However, in the first glint of movement, Putin made a "concession": allowing Kyiv to retain sovereignty over its southern regions of Kherson and Zaporizhya, provided that Russia was granted strong land links with Crimea.

This showed his priority: a land bridge between Russia and the Crimean Peninsula, where Russia wants to base its prestigious Black Sea Fleet and control the Sea of Azov. Putin's aim is to legitimise Russia's military gains and allow him to claim victory.

The rejection from Kyiv and Ukraine's allies of Putin's "ultimatum" was swift and decisive. French President Emmanuel Macron called it a "surrender". German Chancellor Olaf Scholz dismissed it as "not serious".

NATO Secretary-General Jens Stoltenberg said Putin lacked "good faith", while US Secretary of Defence Lloyd Austin said the Russian president was in no position to dictate terms to Ukraine.

US National Security Advisor Jake Sullivan further added that it was "unreasonable" to require Kyiv to cede not only occupied sovereign Ukrainian land but also non-occupied sovereign Ukrainian land.

Playing one's hand

While the two sides seemingly so far apart, it would be easy to think there was no cause for optimism, yet the significant development is that both parties have begun to publicly articulate their visions for a solution.

This provides crucial transparency that defines a settlement's features, creates conducive conditions for resolution, and justifies victory.

Putin is likely to maintain his hardline stance and maximalist demands. For a quarter of a century, he has reigned supreme in the Kremlin and does so still, despite Russia's forces suffering significant losses and casualties in his "special operation".

Putin is likely to maintain his hard-line stance and maximalist demands. He reigns supreme in the Kremlin, despite Russia suffering big losses

He will know that his hand is still strong. His forces continue to advance, his domestic war-fighting production lines continue to replace lost equipment, and his economy continues to grow, having adapted to circumvent sanctions.

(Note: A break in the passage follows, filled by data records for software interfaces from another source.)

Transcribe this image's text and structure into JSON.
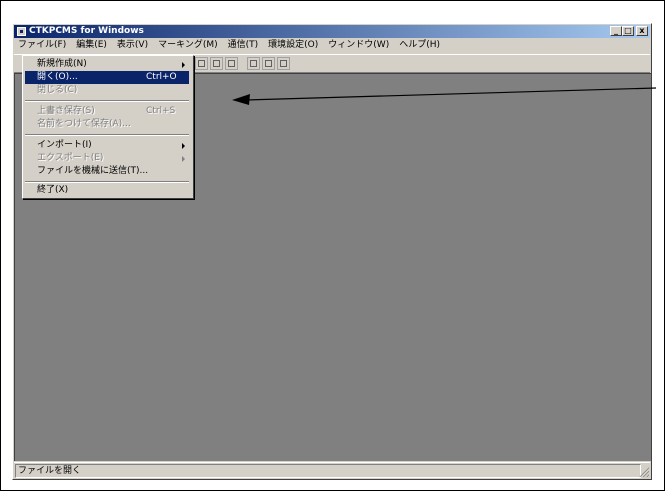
{
  "window": {
    "title": "CTKPCMS for Windows"
  },
  "title_buttons": {
    "minimize": "_",
    "maximize": "□",
    "close": "x"
  },
  "menubar": [
    {
      "label": "ファイル(F)"
    },
    {
      "label": "編集(E)"
    },
    {
      "label": "表示(V)"
    },
    {
      "label": "マーキング(M)"
    },
    {
      "label": "通信(T)"
    },
    {
      "label": "環境設定(O)"
    },
    {
      "label": "ウィンドウ(W)"
    },
    {
      "label": "ヘルプ(H)"
    }
  ],
  "file_menu": {
    "new": "新規作成(N)",
    "open": "開く(O)...",
    "open_shortcut": "Ctrl+O",
    "close": "閉じる(C)",
    "save": "上書き保存(S)",
    "save_shortcut": "Ctrl+S",
    "save_as": "名前をつけて保存(A)...",
    "import": "インポート(I)",
    "export": "エクスポート(E)",
    "send": "ファイルを機械に送信(T)...",
    "exit": "終了(X)"
  },
  "statusbar": {
    "text": "ファイルを開く"
  },
  "colors": {
    "titlebar": "#0a246a",
    "client": "#808080",
    "selection": "#0a246a"
  }
}
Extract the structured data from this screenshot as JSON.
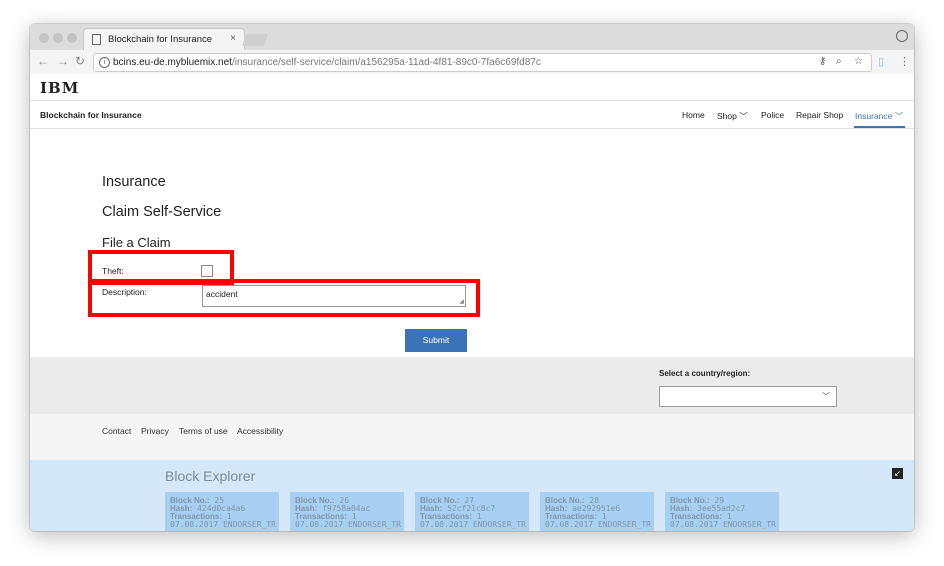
{
  "browser": {
    "tab_title": "Blockchain for Insurance",
    "tab_close": "×",
    "url_host": "bcins.eu-de.mybluemix.net",
    "url_path": "/insurance/self-service/claim/a156295a-11ad-4f81-89c0-7fa6c69fd87c"
  },
  "site": {
    "logo": "IBM",
    "brand": "Blockchain for Insurance",
    "nav": [
      "Home",
      "Shop",
      "Police",
      "Repair Shop",
      "Insurance"
    ]
  },
  "page": {
    "title": "Insurance",
    "subtitle": "Claim Self-Service",
    "form_title": "File a Claim",
    "theft_label": "Theft:",
    "description_label": "Description:",
    "description_value": "accident",
    "submit_label": "Submit"
  },
  "country": {
    "label": "Select a country/region:",
    "selected": ""
  },
  "footer": {
    "links": [
      "Contact",
      "Privacy",
      "Terms of use",
      "Accessibility"
    ]
  },
  "explorer": {
    "title": "Block Explorer",
    "field_labels": {
      "block": "Block No.:",
      "hash": "Hash:",
      "tx": "Transactions:"
    },
    "blocks": [
      {
        "no": "25",
        "hash": "424d0ca4a6",
        "tx": "1",
        "info": "07.08.2017 ENDORSER_TR"
      },
      {
        "no": "26",
        "hash": "f9758a04ac",
        "tx": "1",
        "info": "07.08.2017 ENDORSER_TR"
      },
      {
        "no": "27",
        "hash": "52cf21c8c7",
        "tx": "1",
        "info": "07.08.2017 ENDORSER_TR"
      },
      {
        "no": "28",
        "hash": "ae292951e6",
        "tx": "1",
        "info": "07.08.2017 ENDORSER_TR"
      },
      {
        "no": "29",
        "hash": "3ee55ad2c7",
        "tx": "1",
        "info": "07.08.2017 ENDORSER_TR"
      }
    ]
  }
}
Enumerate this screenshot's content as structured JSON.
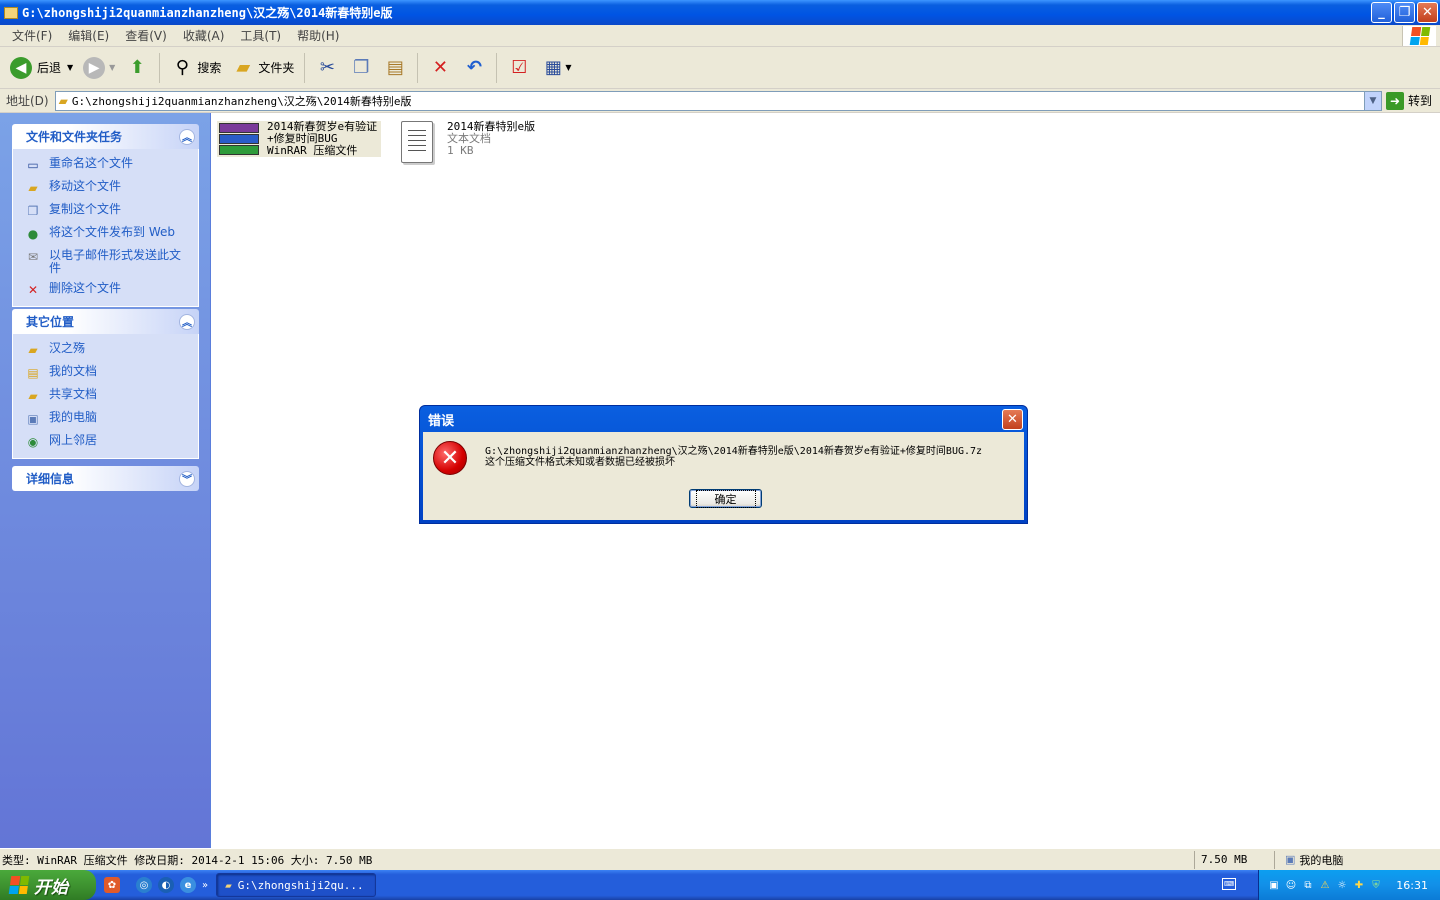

Zelensky's concerns are precisely what Putin is counting on. Many G7 supporters of Ukraine are facing either internal setbacks or electoral challenges. There may not be as many friendly faces around the table the next time the G7 meet.

Foremost in these thoughts is the possibility of Donald Trump—a known Putin admirer—returning to the White House from January. Were this to happen, it would be one of Zelensky's biggest challenges to-date.

With perhaps only a few months left of a Biden presidency, Zelensky may not have time to make gains on the ground before he is forced to accept a settlement. For if Trump wins and stops the weapons, that is likely what he will have to do.

font change